A Tarrant County Comanche Marker Tree

A Post Oak located in Tarrant County; Texas was determined to have been bent by the Comanche at least 150 years ago. Since being bent, this resilient Post Oak has survived two lightning strikes with one being on one of its three upright trunks. It also survived and witnessed the development of the surrounding properties. …Read More

Big Bend Comanche Marker Tree

In the 1800s, the Comanche were known for using the Big Bend area for war trails with several different paths to choose from. Their typical destination was either a route of escape from raids on settlers or a journey to Spanish frontier towns in what is now Mexico. The Comanche often traveled by the light …Read More

County: Brewster

Comanche Council Oak

The Comanche Council Oak is a Live Oak in Landa Park, New Braunfels, Texas. It is a massive tree believed to be over 300 years old and when it was measured in 2014 it was already over 8.6 feet in diameter near the base. The height was over 50 feet, and the crown spread was …Read More

County: Comal

The Holliday Pecan Comanche Marker Tree

An overall picture of the Holliday Pecan Comanche Marker Tree.

In March of 2011, a Pecan tree in Holliday, Texas, was brought to the attention of the Texas Historic Tree Coalition (TxHTC) by Mr. Ken Fibbe, a reporter for the Times Record News. Mr. Fibbe was introduced to the tree by Mr. Don Briix, a local resident who originally noticed the tree after he had …Read More

Storytelling Place Comanche Marker Tree

Comanche cultures and traditions are passed down from generation to generation through oral instruction and visual aids. Comanche storytellers would tell stories of Earth’s creation, and of how the wild animals or buffalo were released on earth. They told legends of mythological characters, often animals with human traits or character flaws, whose story supported the …Read More

County: Dallas

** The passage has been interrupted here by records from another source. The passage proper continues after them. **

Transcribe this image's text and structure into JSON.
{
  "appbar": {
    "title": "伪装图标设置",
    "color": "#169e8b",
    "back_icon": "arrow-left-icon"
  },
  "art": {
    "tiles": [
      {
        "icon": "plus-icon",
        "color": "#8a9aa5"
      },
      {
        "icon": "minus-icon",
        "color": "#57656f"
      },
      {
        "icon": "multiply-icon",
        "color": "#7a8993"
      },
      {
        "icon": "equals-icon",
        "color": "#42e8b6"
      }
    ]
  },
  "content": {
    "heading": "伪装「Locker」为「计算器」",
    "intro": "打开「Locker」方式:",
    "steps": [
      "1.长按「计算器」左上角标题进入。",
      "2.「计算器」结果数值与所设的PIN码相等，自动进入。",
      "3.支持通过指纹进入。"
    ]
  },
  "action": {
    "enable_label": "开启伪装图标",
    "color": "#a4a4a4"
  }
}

Cedar Ridge Comanche Marker Tree

Eastern Red Cedars were used by the Comanche for a number of important reasons, but this is the only tree of this species recognized as a Comanche Marker Tree. Small for a tree of its age, it proved it was old enough to qualify as a marker tree when tree cookies from its wounds provided …Read More

County: Dallas

Irving Escarpment Ridge Comanche Marker Tree

The Cross Timbers ecosystem in Irving was an area of great significance to the Comanche in the mid-eighteen hundreds. This particular area of Dallas County featured scenic views of Red Oaks, Post Oaks, prairie grass, wildflowers, acorns the women ground into a paste for food, native medicinal plants the healers used to make medicines, as …Read More

County: Dallas

Gateway Park Comanche Marker Tree

While it was surprising to many historians to find Comanche Marker Trees as far east as the Trinity River, the Comanche were not surprised. The “Lords of the Plains” had not forgotten the importance of “Pih-heet Pah-e-hoona”, the Comanche name for the Trinity River; the term translates as “Three Rivers.” Gateway Park and the Trinity …Read More

County: Dallas

Bird’s Fort Trail Comanche Marker Tree

Bird’s Fort Trail is an early Texas trail that was used by settlers in the mid-eighteen hundreds. The Peter’s Colony map below (courtesy of the Irving Heritage Society) shows this historic site as it was known by early travelers, including American Indians. The Comanche Indians and other tribes heavily occupied this land prior to settlement. …Read More

County: Dallas

California Crossing Comanche Marker Tree

The California Crossing Comanche Marker Tree is a pecan, which is a native species in the Dallas area. Pecan is the state tree of Texas and it is an important food source for wildlife as well as humans. The California Crossing tree is bent at a severe angle and a significant portion of the trunk …Read More

County: Dallas